When I told my father I was getting more and more into watches, he told me he had a gold IWC pocket watch from my great-grandfather. On the back, it says “Van Moe”, which means “From Mom” in Dutch, and “October 1919”. Apparently, my great-grandmother gifted him the watch 103 years ago this October. My father, who recently handed the watch down to me, doesn’t exactly know why she did that. Even without knowing the exact reason, to me, this is a very valuable piece because it’s a part of my family history. But it also made me think about when and how I would engrave one of my own watches.

As most well-known watches with engraved case backs are vintage pieces, it seems like engraving a watch has become a thing of the past. I’ve seen a few engraved pieces on the wrists of other enthusiasts, often commemorating their marriage. I also have a friend who engraved one of his watches because a dear friend of his passed away at a young age. Other than that, I haven’t seen many more. But isn’t engraving a watch a beautiful thing to do?

I’m not ready to engrave one of my own watches just yet

Right now, I’m in my early days as a watch enthusiast. I’m still discovering my taste, and sometimes I sell a piece because I don’t enjoy it any longer or not as much as I expected. I’m also relatively young (35) and my kids are still quite young indeed. When my wife and I got married, we chose to exchange rings, thus, there are no special watches there. So, I’m not thinking about engraving or handing down a watch any time soon. But when I think about the future, I do fancy the idea of engraving a special piece, perhaps for a special occasion or before giving it to a family member or a faithful friend.

As a watch enthusiast, one of the things I enjoy is that the watches I own are there for me to make memories with. I haven’t really bought my watches for specific important life events. Now that I own them, however, I do remember when I was wearing them. They may appear in pictures of significant events, or they might have gotten a particular scratch on a memorable day. A watch may also simply remind me of a day with my family. The nice thing is that these watches are able to outlive me and can become a token of those memories for generations to come. Engraving a case back can reinforce that significance in a particular piece.

The back of a diamond-bezel Tiffany-stamped Omega piece to celebrate Elvis being the first artist to sell 75 million records — Image courtesy of Phillips

Let’s think of a few occasions

Earlier this year, I bought my wife a Cartier Tank Must Solarbeat for her 40th birthday. At the time, I didn’t really think of engraving it. I was too busy actually securing the watch for her. But I can imagine that for one of our wedding anniversaries, it could be a nice idea to engrave a personal message on the back.

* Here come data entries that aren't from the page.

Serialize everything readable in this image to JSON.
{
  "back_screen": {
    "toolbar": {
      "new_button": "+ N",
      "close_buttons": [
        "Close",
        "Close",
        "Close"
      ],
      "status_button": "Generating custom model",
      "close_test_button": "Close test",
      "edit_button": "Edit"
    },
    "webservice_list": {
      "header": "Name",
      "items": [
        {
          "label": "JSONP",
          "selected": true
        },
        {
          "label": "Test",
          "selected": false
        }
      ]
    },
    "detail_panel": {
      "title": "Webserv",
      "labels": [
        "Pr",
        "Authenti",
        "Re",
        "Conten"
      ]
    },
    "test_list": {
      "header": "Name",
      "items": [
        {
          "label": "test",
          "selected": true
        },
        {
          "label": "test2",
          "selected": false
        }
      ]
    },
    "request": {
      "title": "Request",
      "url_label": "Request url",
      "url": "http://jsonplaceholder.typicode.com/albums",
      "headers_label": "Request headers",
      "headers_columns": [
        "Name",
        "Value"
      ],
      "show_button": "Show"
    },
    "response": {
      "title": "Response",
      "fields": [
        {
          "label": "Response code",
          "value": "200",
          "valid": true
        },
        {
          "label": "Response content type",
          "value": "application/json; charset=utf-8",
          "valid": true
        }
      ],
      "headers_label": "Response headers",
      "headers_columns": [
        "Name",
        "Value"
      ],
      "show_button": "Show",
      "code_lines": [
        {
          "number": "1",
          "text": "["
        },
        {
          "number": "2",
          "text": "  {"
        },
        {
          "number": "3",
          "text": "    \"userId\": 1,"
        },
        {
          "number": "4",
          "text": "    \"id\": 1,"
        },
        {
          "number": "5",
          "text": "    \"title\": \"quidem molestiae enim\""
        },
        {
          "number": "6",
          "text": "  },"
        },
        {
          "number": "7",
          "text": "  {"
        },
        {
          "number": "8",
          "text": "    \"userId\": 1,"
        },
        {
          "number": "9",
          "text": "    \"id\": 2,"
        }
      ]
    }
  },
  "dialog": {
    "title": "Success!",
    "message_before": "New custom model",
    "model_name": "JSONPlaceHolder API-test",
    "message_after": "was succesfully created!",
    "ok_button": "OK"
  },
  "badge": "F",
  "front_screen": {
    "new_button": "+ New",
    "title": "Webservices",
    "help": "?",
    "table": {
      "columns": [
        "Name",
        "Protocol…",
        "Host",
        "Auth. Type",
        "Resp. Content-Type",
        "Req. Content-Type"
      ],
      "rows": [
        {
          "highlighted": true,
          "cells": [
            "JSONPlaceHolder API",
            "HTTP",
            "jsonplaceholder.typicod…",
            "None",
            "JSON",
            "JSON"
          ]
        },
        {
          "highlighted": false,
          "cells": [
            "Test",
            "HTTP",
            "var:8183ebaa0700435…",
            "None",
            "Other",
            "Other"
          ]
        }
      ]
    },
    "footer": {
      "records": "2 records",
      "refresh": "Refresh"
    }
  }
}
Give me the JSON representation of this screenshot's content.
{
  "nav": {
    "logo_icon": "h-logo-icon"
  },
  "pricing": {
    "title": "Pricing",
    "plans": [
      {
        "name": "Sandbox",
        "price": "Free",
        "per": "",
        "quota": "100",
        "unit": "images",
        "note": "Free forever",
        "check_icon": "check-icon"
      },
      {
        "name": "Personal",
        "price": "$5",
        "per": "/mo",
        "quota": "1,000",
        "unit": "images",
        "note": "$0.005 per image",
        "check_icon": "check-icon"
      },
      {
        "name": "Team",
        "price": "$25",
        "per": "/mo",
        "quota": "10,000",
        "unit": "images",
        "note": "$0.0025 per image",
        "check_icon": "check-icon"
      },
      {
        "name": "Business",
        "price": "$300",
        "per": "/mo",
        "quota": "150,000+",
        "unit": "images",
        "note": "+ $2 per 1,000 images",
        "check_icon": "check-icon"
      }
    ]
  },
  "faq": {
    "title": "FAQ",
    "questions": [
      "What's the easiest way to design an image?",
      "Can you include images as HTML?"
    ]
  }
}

I could even imagine that we may also engrave something on the back of my Cartier Santos Galbée XL. That way, the watches will really become a set with significant personal value and something our kids could also enjoy when we’re not around anymore. Wow, it’s a bit weird to think that far ahead… It feels a sort of like I’m at the notary, writing up my will.

But while I’m at it, why not think about the future a little longer? At some point, my kids may graduate from whatever school they attend, and I can certainly imagine getting them a watch with some kind of engraving. It would be my sign of letting them go out on their own into the big professional world. Besides, I definitely also hope to still be around when that happens. That way, I can also enjoy seeing those watches on their wrists when I meet them every once in a while in their busy lives.

The second Rolex Daytona that Paul Newman received from his wife — Image courtesy of Phillips

Becoming a part of the family history

Aside from those situations, I’m not sure if I’d engrave any other watches in my collection. I guess it all depends on what life has in store for me. I am still thinking of becoming a teacher at some point. So I might want to mark my graduation with a watch and/or an engraving on one of the pieces that I already own. In all the situations I described above, I would make the engraving as personal as possible. However, I can’t really say what I’d engrave in each instance right now. I think that very much depends on the moment and the emotions that come with it.

And yes, unlike engraved watches that belonged to famous people, my own watches will probably actually lose value if I engrave them. But on the other hand, I really hope those watches will stay in the family for a very long time. Together with my father, I’m now actually researching why my great grandmother gave that IWC pocket watch to her husband. Was it for their wedding anniversary, or was it for something else? I notice that I’m very much enjoying this little dive into our family history, and I have to thank the watch and the engraving for that. I hope my offspring will enjoy it as much as I am now.

Marlon Brando’s Rolex GMT-Master, which was featured bezel-less in Apocalypse Now — Image courtesy of Phillips

Send in photos of your engraved case backs!

So, what about you? Have you ever engraved any of your watches, and if you have, for what reason? I’d love to get a little insight into whether or not this is still a common practice and how people are applying it to their own personal situations. Through our Instagram, we’ve asked people to send us photos of their engraved case backs with a short explanation. We’ve already received some entries, but if you’d like to share yours, please send some photos of them to me: [email protected]. I’ll make a selection of the ones that were sent in and write an article about them next week. And if I find out more about the history of that IWC pocket watch, I’ll make sure to let you know about that as well.

You can also find and follow me on Instagram @fliptheparrot

*Header image via ACollectedMan